As the numbers show quite clearly, even lean times do not mean NEA’s affiliates will become destitute. There is an awful lot of cash flowing through union headquarters around the country. But union officers and representatives are quick to find ways to spend it, particularly on their own employees. Adjusting budgets downwards is not their strong suit.
NEA itself had to revise its budget to account for membership loss and a smaller-than-planned increase in dues. It also froze the pay of its executive officers for the 2011-12 school year.
Two NEA state affiliates – California and Wisconsin – have different troubles to face in different political environments, so we shouldn’t be surprised that they are applying different measures to their fiscal problems.
The California Teachers Association sets its dues level by a formula that involves the average teacher salary over the last three years. With layoffs occurring almost exclusively at the bottom of the salary scale, it actually has the effect of driving up the state’s average teacher salary, and thus the dues level. With fewer members, CTA will raise its dues $8 next fall, to $647. This will mitigate the money lost, but not cover it entirely.
WEAC announced the cancellation of its fall convention, citing the uncertainty of whether it will be allowed to bargain the time off for its members. However, holding these events each year is also a budgetary drain, one that other NEA state affiliates have been forced to face.
Despite the serious state of financial affairs, WEAC is allocating up to $2 million for lobbying, legal action and internal communications in order to turn the political tide. It has, and will continue to receive, monetary and manpower assistance from NEA and other affiliates, including California.
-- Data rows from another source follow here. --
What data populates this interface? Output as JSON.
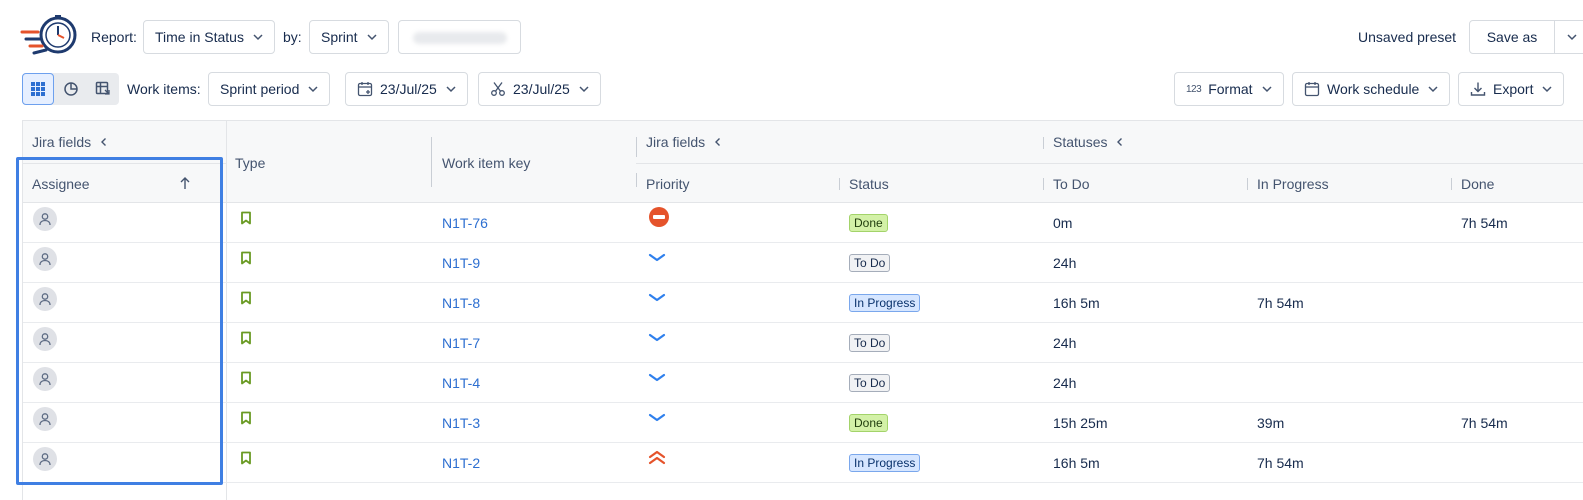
{
  "toolbar": {
    "report_label": "Report:",
    "report_value": "Time in Status",
    "by_label": "by:",
    "by_value": "Sprint",
    "preset_status": "Unsaved preset",
    "save_as_label": "Save as",
    "work_items_label": "Work items:",
    "work_items_value": "Sprint period",
    "start_date": "23/Jul/25",
    "end_date": "23/Jul/25",
    "format_label": "Format",
    "work_schedule_label": "Work schedule",
    "export_label": "Export"
  },
  "table": {
    "group_headers": {
      "left_jira_fields": "Jira fields",
      "jira_fields": "Jira fields",
      "statuses": "Statuses"
    },
    "columns": {
      "assignee": "Assignee",
      "type": "Type",
      "work_item_key": "Work item key",
      "priority": "Priority",
      "status": "Status",
      "to_do": "To Do",
      "in_progress": "In Progress",
      "done": "Done"
    },
    "sort_column": "assignee",
    "sort_direction": "ascending",
    "rows": [
      {
        "key": "N1T-76",
        "priority": "highest-blocker",
        "status": "Done",
        "status_kind": "done",
        "to_do": "0m",
        "in_progress": "",
        "done": "7h 54m"
      },
      {
        "key": "N1T-9",
        "priority": "low",
        "status": "To Do",
        "status_kind": "todo",
        "to_do": "24h",
        "in_progress": "",
        "done": ""
      },
      {
        "key": "N1T-8",
        "priority": "low",
        "status": "In Progress",
        "status_kind": "prog",
        "to_do": "16h 5m",
        "in_progress": "7h 54m",
        "done": ""
      },
      {
        "key": "N1T-7",
        "priority": "low",
        "status": "To Do",
        "status_kind": "todo",
        "to_do": "24h",
        "in_progress": "",
        "done": ""
      },
      {
        "key": "N1T-4",
        "priority": "low",
        "status": "To Do",
        "status_kind": "todo",
        "to_do": "24h",
        "in_progress": "",
        "done": ""
      },
      {
        "key": "N1T-3",
        "priority": "low",
        "status": "Done",
        "status_kind": "done",
        "to_do": "15h 25m",
        "in_progress": "39m",
        "done": "7h 54m"
      },
      {
        "key": "N1T-2",
        "priority": "highest",
        "status": "In Progress",
        "status_kind": "prog",
        "to_do": "16h 5m",
        "in_progress": "7h 54m",
        "done": ""
      }
    ]
  },
  "icons": {
    "type": "story-bookmark-icon",
    "assignee": "default-avatar-icon"
  },
  "colors": {
    "link": "#2d6fd1",
    "highlight": "#3f7fe3",
    "story_green": "#6a9a23",
    "priority_low": "#2f80ed",
    "priority_high": "#e5532b"
  }
}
These early signs indicate that the likely outcome of the collective bargaining battles in statehouses across the country is financially weaker teachers’ unions – but only relatively. Overall, there may be fewer members and fewer staffers. The unions may require special assessments or higher dues increases just to restore former revenues. But $1.5 billion annually is still an awful lot of money. We may see it applied in concentrated form on the unions’ existential issues, not diffused among feel-good projects.